**Instructions for the task**
Omit the images and reproduce the rest of the entries exactly.

=== Data extracts ===

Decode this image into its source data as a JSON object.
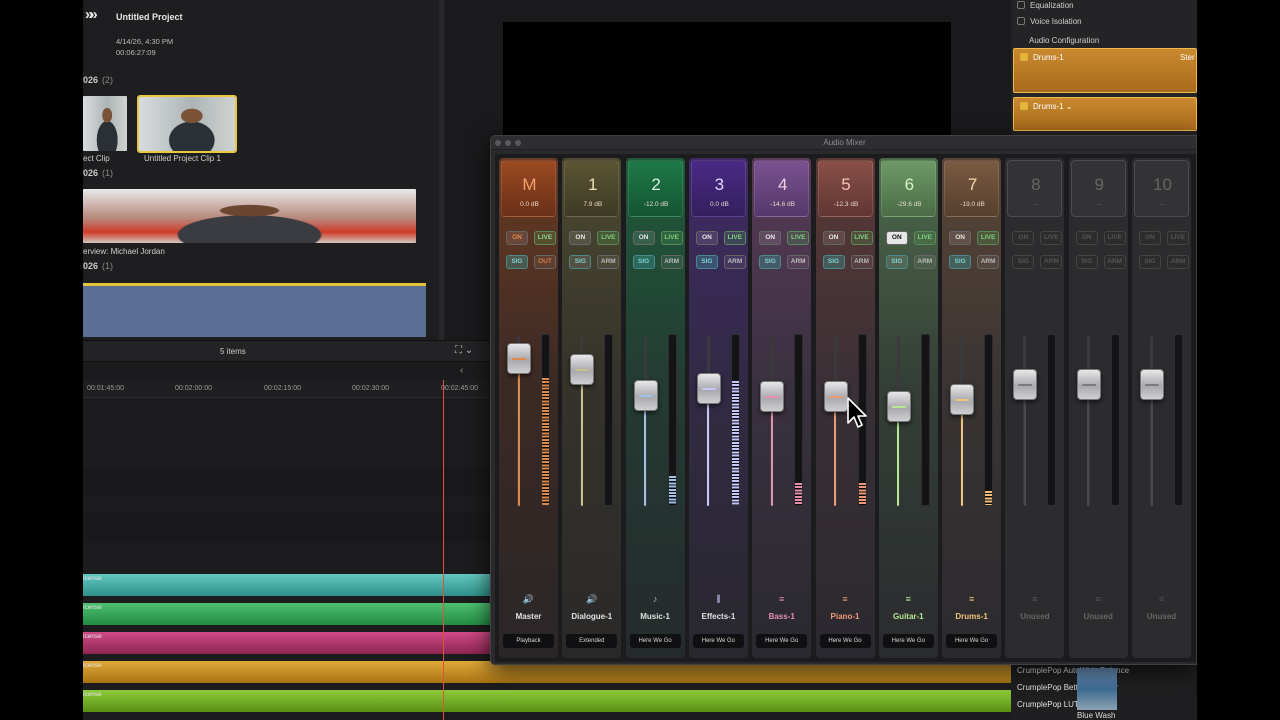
{
  "project": {
    "title": "Untitled Project",
    "date": "4/14/26, 4:30 PM",
    "duration": "00:06:27:09"
  },
  "browser": {
    "sections": [
      {
        "heading": "026",
        "count": "(2)"
      },
      {
        "heading": "026",
        "count": "(1)"
      },
      {
        "heading": "026",
        "count": "(1)"
      }
    ],
    "clips": {
      "clip1": "ect Clip",
      "clip2": "Untitled Project Clip 1",
      "clip3": "erview: Michael Jordan"
    },
    "items_count": "5 items"
  },
  "inspector": {
    "equalization": "Equalization",
    "voice_isolation": "Voice Isolation",
    "audio_config": "Audio Configuration",
    "lane1": "Drums-1",
    "lane1_right": "Ster",
    "lane2": "Drums-1"
  },
  "timeline": {
    "ticks": [
      "00:01:45:00",
      "00:02:00:00",
      "00:02:15:00",
      "00:02:30:00",
      "00:02:45:00"
    ],
    "track_names": [
      "icense",
      "icense",
      "icense",
      "icense",
      "icense"
    ]
  },
  "effects": {
    "items": [
      "CrumplePop AutoWhiteBalance",
      "CrumplePop BetterStabilizer",
      "CrumplePop LUTPro"
    ],
    "thumb_label": "Blue Wash"
  },
  "mixer": {
    "title": "Audio Mixer",
    "strips": [
      {
        "num": "M",
        "db": "0.0 dB",
        "b1": "ON",
        "b2": "LIVE",
        "b3": "SIG",
        "b4": "OUT",
        "icon": "speaker-icon",
        "glyph": "🔊",
        "name": "Master",
        "bottom": "Playback",
        "color": "#e0874a",
        "level": 0.96,
        "meter": 0.75
      },
      {
        "num": "1",
        "db": "7.9 dB",
        "b1": "ON",
        "b2": "LIVE",
        "b3": "SIG",
        "b4": "ARM",
        "icon": "speaker-icon",
        "glyph": "🔊",
        "name": "Dialogue-1",
        "bottom": "Extended",
        "color": "#c9c08a",
        "level": 0.88,
        "meter": 0.0
      },
      {
        "num": "2",
        "db": "-12.0 dB",
        "b1": "ON",
        "b2": "LIVE",
        "b3": "SIG",
        "b4": "ARM",
        "icon": "music-note-icon",
        "glyph": "♪",
        "name": "Music-1",
        "bottom": "Here We Go",
        "color": "#9fc3e8",
        "level": 0.68,
        "meter": 0.17
      },
      {
        "num": "3",
        "db": "0.0 dB",
        "b1": "ON",
        "b2": "LIVE",
        "b3": "SIG",
        "b4": "ARM",
        "icon": "waveform-icon",
        "glyph": "⫼",
        "name": "Effects-1",
        "bottom": "Here We Go",
        "color": "#c7c7ff",
        "level": 0.73,
        "meter": 0.73
      },
      {
        "num": "4",
        "db": "-14.6 dB",
        "b1": "ON",
        "b2": "LIVE",
        "b3": "SIG",
        "b4": "ARM",
        "icon": "sliders-icon",
        "glyph": "≡",
        "name": "Bass-1",
        "bottom": "Here We Go",
        "color": "#e88fb0",
        "level": 0.67,
        "meter": 0.13
      },
      {
        "num": "5",
        "db": "-12.3 dB",
        "b1": "ON",
        "b2": "LIVE",
        "b3": "SIG",
        "b4": "ARM",
        "icon": "sliders-icon",
        "glyph": "≡",
        "name": "Piano-1",
        "bottom": "Here We Go",
        "color": "#ef9a76",
        "level": 0.67,
        "meter": 0.13
      },
      {
        "num": "6",
        "db": "-29.6 dB",
        "b1": "ON",
        "b2": "LIVE",
        "b3": "SIG",
        "b4": "ARM",
        "icon": "sliders-icon",
        "glyph": "≡",
        "name": "Guitar-1",
        "bottom": "Here We Go",
        "color": "#b6e890",
        "level": 0.59,
        "meter": 0.0
      },
      {
        "num": "7",
        "db": "-19.0 dB",
        "b1": "ON",
        "b2": "LIVE",
        "b3": "SIG",
        "b4": "ARM",
        "icon": "sliders-icon",
        "glyph": "≡",
        "name": "Drums-1",
        "bottom": "Here We Go",
        "color": "#f0c37a",
        "level": 0.65,
        "meter": 0.08
      },
      {
        "num": "8",
        "db": "--",
        "b1": "ON",
        "b2": "LIVE",
        "b3": "SIG",
        "b4": "ARM",
        "icon": "sliders-icon",
        "glyph": "≡",
        "name": "Unused",
        "bottom": "",
        "color": "#7a7a7e",
        "level": 0.76,
        "meter": 0.0
      },
      {
        "num": "9",
        "db": "--",
        "b1": "ON",
        "b2": "LIVE",
        "b3": "SIG",
        "b4": "ARM",
        "icon": "sliders-icon",
        "glyph": "≡",
        "name": "Unused",
        "bottom": "",
        "color": "#7a7a7e",
        "level": 0.76,
        "meter": 0.0
      },
      {
        "num": "10",
        "db": "--",
        "b1": "ON",
        "b2": "LIVE",
        "b3": "SIG",
        "b4": "ARM",
        "icon": "sliders-icon",
        "glyph": "≡",
        "name": "Unused",
        "bottom": "",
        "color": "#7a7a7e",
        "level": 0.76,
        "meter": 0.0
      }
    ]
  }
}
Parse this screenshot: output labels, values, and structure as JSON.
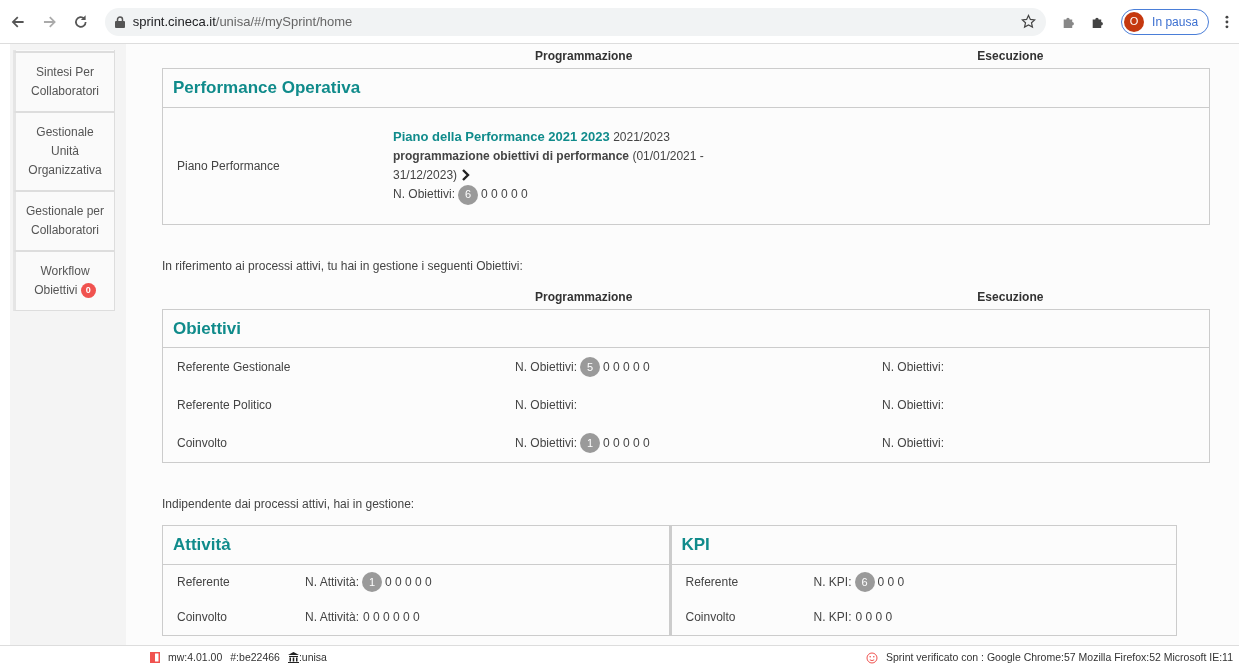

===

**Response to the task**
Decode this image into its source data as a JSON object.
{
  "project": {
    "title": "Untitled Project",
    "date": "4/14/26, 4:30 PM",
    "duration": "00:06:27:09"
  },
  "browser": {
    "sections": [
      {
        "heading": "026",
        "count": "(2)"
      },
      {
        "heading": "026",
        "count": "(1)"
      },
      {
        "heading": "026",
        "count": "(1)"
      }
    ],
    "clips": {
      "clip1": "ect Clip",
      "clip2": "Untitled Project Clip 1",
      "clip3": "erview: Michael Jordan"
    },
    "items_count": "5 items"
  },
  "inspector": {
    "equalization": "Equalization",
    "voice_isolation": "Voice Isolation",
    "audio_config": "Audio Configuration",
    "lane1": "Drums-1",
    "lane1_right": "Ster",
    "lane2": "Drums-1"
  },
  "timeline": {
    "ticks": [
      "00:01:45:00",
      "00:02:00:00",
      "00:02:15:00",
      "00:02:30:00",
      "00:02:45:00"
    ],
    "track_names": [
      "icense",
      "icense",
      "icense",
      "icense",
      "icense"
    ]
  },
  "effects": {
    "items": [
      "CrumplePop AutoWhiteBalance",
      "CrumplePop BetterStabilizer",
      "CrumplePop LUTPro"
    ],
    "thumb_label": "Blue Wash"
  },
  "mixer": {
    "title": "Audio Mixer",
    "strips": [
      {
        "num": "M",
        "db": "0.0 dB",
        "b1": "ON",
        "b2": "LIVE",
        "b3": "SIG",
        "b4": "OUT",
        "icon": "speaker-icon",
        "glyph": "🔊",
        "name": "Master",
        "bottom": "Playback",
        "color": "#e0874a",
        "level": 0.96,
        "meter": 0.75
      },
      {
        "num": "1",
        "db": "7.9 dB",
        "b1": "ON",
        "b2": "LIVE",
        "b3": "SIG",
        "b4": "ARM",
        "icon": "speaker-icon",
        "glyph": "🔊",
        "name": "Dialogue-1",
        "bottom": "Extended",
        "color": "#c9c08a",
        "level": 0.88,
        "meter": 0.0
      },
      {
        "num": "2",
        "db": "-12.0 dB",
        "b1": "ON",
        "b2": "LIVE",
        "b3": "SIG",
        "b4": "ARM",
        "icon": "music-note-icon",
        "glyph": "♪",
        "name": "Music-1",
        "bottom": "Here We Go",
        "color": "#9fc3e8",
        "level": 0.68,
        "meter": 0.17
      },
      {
        "num": "3",
        "db": "0.0 dB",
        "b1": "ON",
        "b2": "LIVE",
        "b3": "SIG",
        "b4": "ARM",
        "icon": "waveform-icon",
        "glyph": "⫼",
        "name": "Effects-1",
        "bottom": "Here We Go",
        "color": "#c7c7ff",
        "level": 0.73,
        "meter": 0.73
      },
      {
        "num": "4",
        "db": "-14.6 dB",
        "b1": "ON",
        "b2": "LIVE",
        "b3": "SIG",
        "b4": "ARM",
        "icon": "sliders-icon",
        "glyph": "≡",
        "name": "Bass-1",
        "bottom": "Here We Go",
        "color": "#e88fb0",
        "level": 0.67,
        "meter": 0.13
      },
      {
        "num": "5",
        "db": "-12.3 dB",
        "b1": "ON",
        "b2": "LIVE",
        "b3": "SIG",
        "b4": "ARM",
        "icon": "sliders-icon",
        "glyph": "≡",
        "name": "Piano-1",
        "bottom": "Here We Go",
        "color": "#ef9a76",
        "level": 0.67,
        "meter": 0.13
      },
      {
        "num": "6",
        "db": "-29.6 dB",
        "b1": "ON",
        "b2": "LIVE",
        "b3": "SIG",
        "b4": "ARM",
        "icon": "sliders-icon",
        "glyph": "≡",
        "name": "Guitar-1",
        "bottom": "Here We Go",
        "color": "#b6e890",
        "level": 0.59,
        "meter": 0.0
      },
      {
        "num": "7",
        "db": "-19.0 dB",
        "b1": "ON",
        "b2": "LIVE",
        "b3": "SIG",
        "b4": "ARM",
        "icon": "sliders-icon",
        "glyph": "≡",
        "name": "Drums-1",
        "bottom": "Here We Go",
        "color": "#f0c37a",
        "level": 0.65,
        "meter": 0.08
      },
      {
        "num": "8",
        "db": "--",
        "b1": "ON",
        "b2": "LIVE",
        "b3": "SIG",
        "b4": "ARM",
        "icon": "sliders-icon",
        "glyph": "≡",
        "name": "Unused",
        "bottom": "",
        "color": "#7a7a7e",
        "level": 0.76,
        "meter": 0.0
      },
      {
        "num": "9",
        "db": "--",
        "b1": "ON",
        "b2": "LIVE",
        "b3": "SIG",
        "b4": "ARM",
        "icon": "sliders-icon",
        "glyph": "≡",
        "name": "Unused",
        "bottom": "",
        "color": "#7a7a7e",
        "level": 0.76,
        "meter": 0.0
      },
      {
        "num": "10",
        "db": "--",
        "b1": "ON",
        "b2": "LIVE",
        "b3": "SIG",
        "b4": "ARM",
        "icon": "sliders-icon",
        "glyph": "≡",
        "name": "Unused",
        "bottom": "",
        "color": "#7a7a7e",
        "level": 0.76,
        "meter": 0.0
      }
    ]
  }
}
Parse this screenshot: output labels, values, and structure as JSON.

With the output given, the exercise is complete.